One Year After Oil Spill Was Stopped, Drilling Permits Down Sharply
Rob Bluey /
The Obama administration is approving deepwater drilling permits at a pace of just 1.7 per month — a dramatic drop that is jeopardizing thousands of jobs for struggling families in Louisiana and neighboring states.
The latest figures from the Bureau of Ocean Energy Management, Regulation and Enforcement also reveal a sharp reversal in permit issuance for shallow-water wells. Greater New Orleans Inc. compiled the data as part of its Gulf Permit Index.
Over the past three months, deepwater permits are down 71 percent from their historical monthly average of 5.8 permits per month. Shallow-water permits, which had begun to rebound, have fallen in recent weeks by 34 percent from the historical monthly average of 7.1 permits.
One year ago today the Macondo well was finally capped after nearly three months of spewing oil in the Gulf of Mexico. Over the course of the past year, the Obama administration has issued new rules for offshore operators but remains far off track on permitting. Meanwhile, Michael Bromwich, BOEMRE’s director, said this week that more regulations are on the way.
That’s bad news for job creators in the Gulf of Mexico.
According to a new study conducted by Quest Offshore Inc., 60,000 jobs have been lost in the Gulf Coast states since 2008 — due in part to the slow economy, President Obama’s drilling moratorium and the lack of new drilling permits.
Each deepwater rig produces 700 jobs for Louisianans alone; a shallow-water rig generates 350 jobs, according to Greater New Orleans Inc. Those numbers add up in a country facing a 9.2 percent unemployment rate.
But it’s not just Gulf Coast states bearing the burden. The Quest Offshore study, commissioned by the National Ocean Industries Association and the American Petroleum Institute, reveals that communities across the United States are suffering from the Obama administration’s policies as well.

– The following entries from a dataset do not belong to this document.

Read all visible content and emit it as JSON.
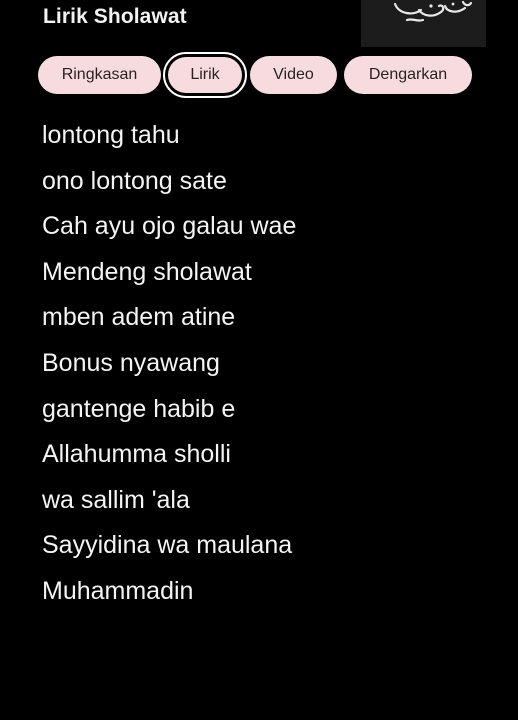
{
  "header": {
    "title": "Lirik Sholawat"
  },
  "tabs": [
    {
      "label": "Ringkasan",
      "selected": false
    },
    {
      "label": "Lirik",
      "selected": true
    },
    {
      "label": "Video",
      "selected": false
    },
    {
      "label": "Dengarkan",
      "selected": false
    }
  ],
  "lyrics": [
    "lontong tahu",
    "ono lontong sate",
    "Cah ayu ojo galau wae",
    "Mendeng sholawat",
    "mben adem atine",
    "Bonus nyawang",
    "gantenge habib e",
    "Allahumma sholli",
    "wa sallim 'ala",
    "Sayyidina wa maulana",
    "Muhammadin"
  ],
  "colors": {
    "background": "#000000",
    "chip": "#f7dcdf",
    "chip_text": "#2a1f21",
    "text": "#f4f4f4"
  },
  "icons": {
    "thumbnail": "calligraphy-thumbnail"
  }
}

An estimated 190,000 potential jobs across the country are at stake unless the pace of permitting increases and bureaucratic hurdles are lifted. Those new jobs, coupled with the 240,000 jobs already supported by the Gulf offshore oil and gas industry, have the potential to contribute nearly $45 billion America’s economy by 2013.
The jobs would also bring much-needed revenue into federal coffers — particularly at a time of record budget deficits. Declining production at existing wells and bureaucratic delays on new wells in the Gulf of Mexico are costing the federal government more than $4 million per day in forfeited royalty payments, lease sales and rents.